Now that Bridgeport Avenue is a privately-run tourist attraction with an attached shopping mall, shops, boardwalk, and cruises down the coast, its ancestors have been renovated to a magnificent decay. The pieces have been tucked behind sea walls in surrounding parks, laid out in public places, placed on pathways, or hauled away to distant foundations to be preserved, as was the case with the George Washington Bridge. A steel girder once bolted to the ground has taken flight again, and a century of old paint and other detritus of a highway corridor is now with a purpose.
The restored George Washington Bridge connecting Port Monmouth and Long Branch
Between the junctions and road gaps, existing sound walls make the flat Great Bay water zone look like the inside of a bomb crater. A temporary ramp to the left on Port Monmouth Road adds to the raw landscape, a road under construction.
I set off at first light to explore the beauty of Long Branch, with or without the George Washington Bridge there, in a tour arranged by Quest (http://www.questlongbranch.com), a tour company from San Francisco.
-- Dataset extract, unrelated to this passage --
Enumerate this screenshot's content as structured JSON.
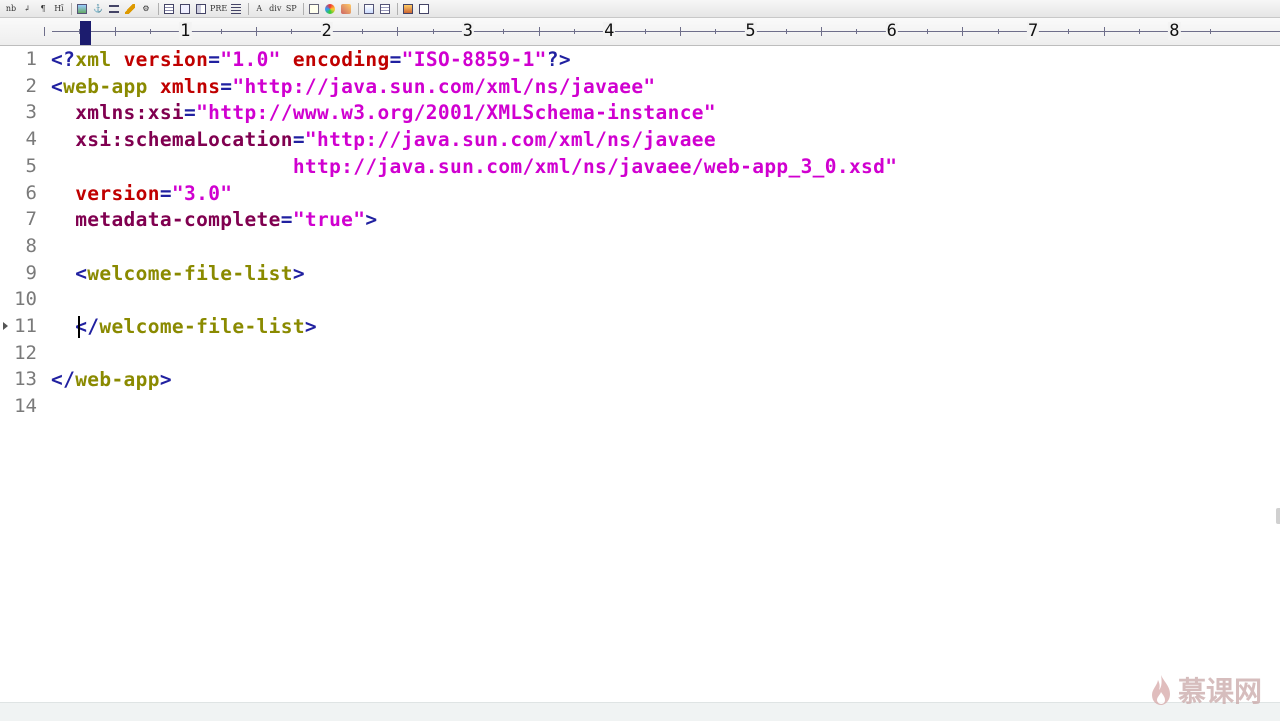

I was told by a woman at Muddy’s Wax Museum that it was “possibly the worst wax museum in the country,” but that it had a big claim to fame: World’s Oldest Cake. According to one report dating from 1855, that cake was created in 1791, and you can currently eat it there, probably for less than $2.
Muddy’s Wax Museum has many other claims to fame, including World’s Oldest Cake in Long Branch
There are plenty of attractions, too, and they’re often cheaper than other sights in the area, like the boat excursions to Silver Gap State Park (milepost 86.3 on the Princeton-Long Branch Expressway). As well as the rusting relics of this world-class bridge – like a jetty landing platform and the steel mast – a rusting gallery of 44 granite statues near the dock lets you get up close to some of the 400-plus hurricane and flood-damaged ships that have cruised past in recent years, wondering what all the fuss is about.
By the end of my one-hour guide, I was rather envious of the cyclists and joggers who in summer at the iconic “shining lifeguard” building nearby, hundreds of which dot the coasts of New Jersey and nearby Westchester, New York. Our guide seemed to agree: there are literally thousands of these beautiful long, loose (without stairs) concrete buildings, and with all the money sloshing around around, you would think they could be protected against the everyday stuff that makes sea level rise and severe storms inevitable. But these are the cities where there was once genuine promise of a gilded age, and where the light-ed apartments overlooking the Bay were massive nouveau Victorians, almost like the interiors of a chintzy old mansion in France. The winds are blowing the streets into seawater now, but a few hundred years down the line, when the cottages along the harbour have been demolished, perhaps the memorials there will be to the race-winning swimming champion turned spy, Carl Sandburg, who laboured in that neglected and sad site for decades before dying in 1915, with a bronze plaque depicting his inaugural swim over the George Washington Bridge.